Print Edition - 2014-06-15 | Free the Words
Feeling the public pulse
- This CA is repeating a mistake made by the previous Assembly in not gauging public opinion on federalism
Jun 14, 2014-
Kathmandu proved us right. It deliberately sidelined the idea of getting public input on the most vexing areas of constitution making. Kathmandu’s political cohorts also quietly dismissed efforts from civic groups and non-government entities to collect and disseminate information about the basis of state restructuring, federalism and adjoining issues.
Treading the same path
The second Constituent Assembly (CA) has now begun a new round of deliberations on the most contentious issues of the constitution—state restructuring and federalism. Discourse on the major agenda of the constitution has hit the ground running as nothing significant could be achieved in the first CA. If early signs are any indication, there’s very little to be hopeful about. We would like to take stock of the issues that are at stake as the CA tries to navigate its path amidst the labyrinth of bureaucratic, political and legislative traffic.
To begin with, the entire process has blatantly ignored public input. According to our public poll, the failure of the first CA was a result of its sheer ignorance about public opinion on federalism. It appears as though political leaders, policy analysts and constitutional experts understood this but did not own up to it. To make matters worse, the second CAwas designed to make the same mistake.The public has neither been asked about the number of provinces nor the basis of state restructuring. Going by the early phase of discussions, several non-governmental efforts to expedite the constitution-writing process by collecting public opinion through polls and citizen surveys are losing traction as political leaders and civic society leaders—who otherwise offer critical interviews on the leisurely working of the government and make a mockery of CA affairs—are hardly talking about these polls and surveys. In well-functioning democracies across the world, public polls are vital instruments to gauge public mood and solicit feedback on a wide range of issues, from the functioning of the government to legislative changes.
Second, the government’s performance in its first three months has been dismal and it does not appear to be committed to get its job done. Embattled in myriad bureaucratic mishaps from the appointment of Supreme Court Justices to the promotion of police officers, the government and its major parties—the Nepali Congress and the CPN-UML—are gradually losing the vote of confidence given to them in the November 19 election.
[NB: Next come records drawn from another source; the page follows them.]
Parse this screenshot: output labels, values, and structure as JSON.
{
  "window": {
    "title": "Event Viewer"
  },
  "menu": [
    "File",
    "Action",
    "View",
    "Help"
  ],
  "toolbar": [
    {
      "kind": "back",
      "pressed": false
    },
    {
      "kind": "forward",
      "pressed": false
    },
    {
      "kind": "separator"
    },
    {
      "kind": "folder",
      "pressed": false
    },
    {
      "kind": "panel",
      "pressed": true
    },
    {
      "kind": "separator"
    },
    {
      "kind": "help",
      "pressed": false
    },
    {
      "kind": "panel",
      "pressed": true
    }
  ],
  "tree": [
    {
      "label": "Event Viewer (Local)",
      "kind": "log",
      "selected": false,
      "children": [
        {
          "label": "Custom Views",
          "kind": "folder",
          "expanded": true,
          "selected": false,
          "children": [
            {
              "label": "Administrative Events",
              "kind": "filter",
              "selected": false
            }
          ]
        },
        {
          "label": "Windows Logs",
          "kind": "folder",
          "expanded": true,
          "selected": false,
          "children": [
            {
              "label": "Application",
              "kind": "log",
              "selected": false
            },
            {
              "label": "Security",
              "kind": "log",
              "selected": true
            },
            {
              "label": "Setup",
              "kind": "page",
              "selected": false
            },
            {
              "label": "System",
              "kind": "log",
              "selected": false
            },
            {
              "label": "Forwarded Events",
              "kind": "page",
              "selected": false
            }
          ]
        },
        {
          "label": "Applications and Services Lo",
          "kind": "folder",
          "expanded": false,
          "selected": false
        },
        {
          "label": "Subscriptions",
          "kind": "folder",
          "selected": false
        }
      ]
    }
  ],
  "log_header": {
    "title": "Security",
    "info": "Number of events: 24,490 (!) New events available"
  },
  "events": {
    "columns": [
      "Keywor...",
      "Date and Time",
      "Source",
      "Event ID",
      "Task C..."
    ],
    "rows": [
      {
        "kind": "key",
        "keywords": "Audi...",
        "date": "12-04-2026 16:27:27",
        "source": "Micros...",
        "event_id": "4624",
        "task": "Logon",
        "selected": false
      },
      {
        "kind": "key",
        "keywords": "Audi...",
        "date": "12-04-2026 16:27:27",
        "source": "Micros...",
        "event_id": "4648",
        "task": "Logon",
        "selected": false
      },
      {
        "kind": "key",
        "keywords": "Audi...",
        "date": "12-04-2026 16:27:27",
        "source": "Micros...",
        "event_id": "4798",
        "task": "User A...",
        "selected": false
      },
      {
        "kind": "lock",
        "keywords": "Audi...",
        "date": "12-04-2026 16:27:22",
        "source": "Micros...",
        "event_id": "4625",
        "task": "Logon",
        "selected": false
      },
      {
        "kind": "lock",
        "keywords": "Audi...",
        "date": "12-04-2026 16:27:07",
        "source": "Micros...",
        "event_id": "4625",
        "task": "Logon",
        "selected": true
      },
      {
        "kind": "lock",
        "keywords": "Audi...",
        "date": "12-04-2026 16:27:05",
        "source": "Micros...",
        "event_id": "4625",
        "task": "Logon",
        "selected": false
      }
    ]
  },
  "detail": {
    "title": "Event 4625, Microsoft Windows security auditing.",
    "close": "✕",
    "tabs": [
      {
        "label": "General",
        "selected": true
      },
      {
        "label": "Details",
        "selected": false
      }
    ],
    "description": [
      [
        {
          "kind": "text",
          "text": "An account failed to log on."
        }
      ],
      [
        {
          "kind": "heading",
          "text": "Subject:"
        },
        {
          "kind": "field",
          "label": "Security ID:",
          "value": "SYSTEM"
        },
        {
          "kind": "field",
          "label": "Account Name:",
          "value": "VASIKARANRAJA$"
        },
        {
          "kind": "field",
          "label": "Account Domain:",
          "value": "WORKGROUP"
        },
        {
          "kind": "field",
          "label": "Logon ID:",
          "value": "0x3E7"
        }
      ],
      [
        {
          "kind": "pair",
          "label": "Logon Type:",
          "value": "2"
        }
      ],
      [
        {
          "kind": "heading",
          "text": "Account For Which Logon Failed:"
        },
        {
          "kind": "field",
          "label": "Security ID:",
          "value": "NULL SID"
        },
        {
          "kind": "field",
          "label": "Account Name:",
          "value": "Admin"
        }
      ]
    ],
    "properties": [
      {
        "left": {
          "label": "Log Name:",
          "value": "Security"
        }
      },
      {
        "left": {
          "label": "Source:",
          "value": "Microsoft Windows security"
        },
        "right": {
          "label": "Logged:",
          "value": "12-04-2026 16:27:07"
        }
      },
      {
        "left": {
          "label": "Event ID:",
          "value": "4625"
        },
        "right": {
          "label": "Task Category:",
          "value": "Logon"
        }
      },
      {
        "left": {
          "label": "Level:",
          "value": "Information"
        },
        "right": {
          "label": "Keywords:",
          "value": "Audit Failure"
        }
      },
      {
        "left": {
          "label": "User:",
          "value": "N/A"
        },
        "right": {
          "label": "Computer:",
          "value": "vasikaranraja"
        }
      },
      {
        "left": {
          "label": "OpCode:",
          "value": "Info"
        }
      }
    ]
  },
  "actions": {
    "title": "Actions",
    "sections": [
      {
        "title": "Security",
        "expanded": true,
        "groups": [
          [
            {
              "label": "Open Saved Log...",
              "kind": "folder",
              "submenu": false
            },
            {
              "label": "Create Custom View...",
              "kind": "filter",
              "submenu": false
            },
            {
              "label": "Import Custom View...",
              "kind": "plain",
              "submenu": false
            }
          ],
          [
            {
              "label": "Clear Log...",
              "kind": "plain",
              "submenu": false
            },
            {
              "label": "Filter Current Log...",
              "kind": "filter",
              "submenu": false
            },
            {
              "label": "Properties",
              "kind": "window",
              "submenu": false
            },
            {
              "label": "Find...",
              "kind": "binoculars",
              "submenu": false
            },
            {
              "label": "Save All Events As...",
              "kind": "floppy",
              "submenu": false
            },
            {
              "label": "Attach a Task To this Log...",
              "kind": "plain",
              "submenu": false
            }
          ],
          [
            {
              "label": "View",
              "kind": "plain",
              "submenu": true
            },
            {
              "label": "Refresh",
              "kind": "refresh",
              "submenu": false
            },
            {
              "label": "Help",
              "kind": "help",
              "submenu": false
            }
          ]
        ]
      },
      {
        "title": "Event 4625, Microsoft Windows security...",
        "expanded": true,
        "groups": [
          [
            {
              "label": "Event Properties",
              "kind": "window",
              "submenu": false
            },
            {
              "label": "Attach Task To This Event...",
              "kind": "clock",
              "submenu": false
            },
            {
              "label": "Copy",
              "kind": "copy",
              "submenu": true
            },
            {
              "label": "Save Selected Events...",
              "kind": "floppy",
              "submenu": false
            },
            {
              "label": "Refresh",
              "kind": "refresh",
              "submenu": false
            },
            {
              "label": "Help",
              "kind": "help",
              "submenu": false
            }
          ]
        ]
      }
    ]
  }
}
The two parties are at loggerheads from minor to major policy departures as if one among them is really an opposition.
On the other hand, the real opposition, the UCPN (Maoist), is entangled in its failed democratisation endeavors within its own party and vents its anger by outlandishly obstructing the CA proceedings. The old Rastriya Prajantantra Party (RPP), which once comprised of former royalists and seasoned apparatchiks, is now on the brink of a fall out after its take-a-turn leadership strategy was supposedly dismissed by veteran leader and former prime minister Surya Bahadur Thapa. The fourth largest party in the Constitution Assembly, RPP-Nepal, continues to beat the obsolete drums of monarchy and a Hindu state, further narrowing opportunities for collaboration with other parties. In the backdrop of these neverending political sagas and the parties’ inability to get their act right, it’s very likely that the current crisis is going to be much more prolonged.
Third, the basis of discussion for state restructuring is flawed, especially when support for ethnicity-based federalism is waning from every sphere of society. The names of the provinces appear to be particularly thoughtless, such as Magarat Rajya or Limbuban or Mithila Pradesh, as they are not only offensive to minorities in respective jurisdictions but also discourage mobility and cross-cultural exchange of ideas, knowledge and skills. In an increasingly globalised era, where the identity of the human race is not defined by race, ethnicity and colour but by skills, education and ability, Nepali leaders and their regional protégés continue to talk of ethnic federalism.
Not good enough
Lastly, the CA members appear to be either resentful or ill-versed in their knowledge for active and concerted efforts in drafting a new constitution. This is evident from the scant presence of CA members during CA proceedings, continuous obstruction of the meeting by the opposition and the prime minister’s China caravan. Until and unless there is a shared sense of responsibility, commitment and grit from all CA members, Nepalis will undoubtedly continue to suffer at the expense of well-paid lawmakers and bureaucrats.
The urgent task before the new CA is to promptly begin deliberations on the unresolved parts of the constitution while honouring the achievements of the first CA. While the government
may have many operational priorities and a development agenda in its to-do list, it cannot drift away from its core objective of writing and promulgating a new constitution within a year of its stated timeline.
It’s not too late to overlook public feedback. The government should immediately reach out to the public through town hall meetings and other ways to gather their input. As famously said by John F Kennedy, 35th President of the United States, “The ignorance of one voter in a democracy impairs the security of all.” It would be a grave mistake by Nepali leaders if public voice is ousted in the CA process. For now, we can only remain cautiously optimistic.
Sharma is President and Bhattarai is Vice-President of VIFON
Published: 15-06-2014 08:53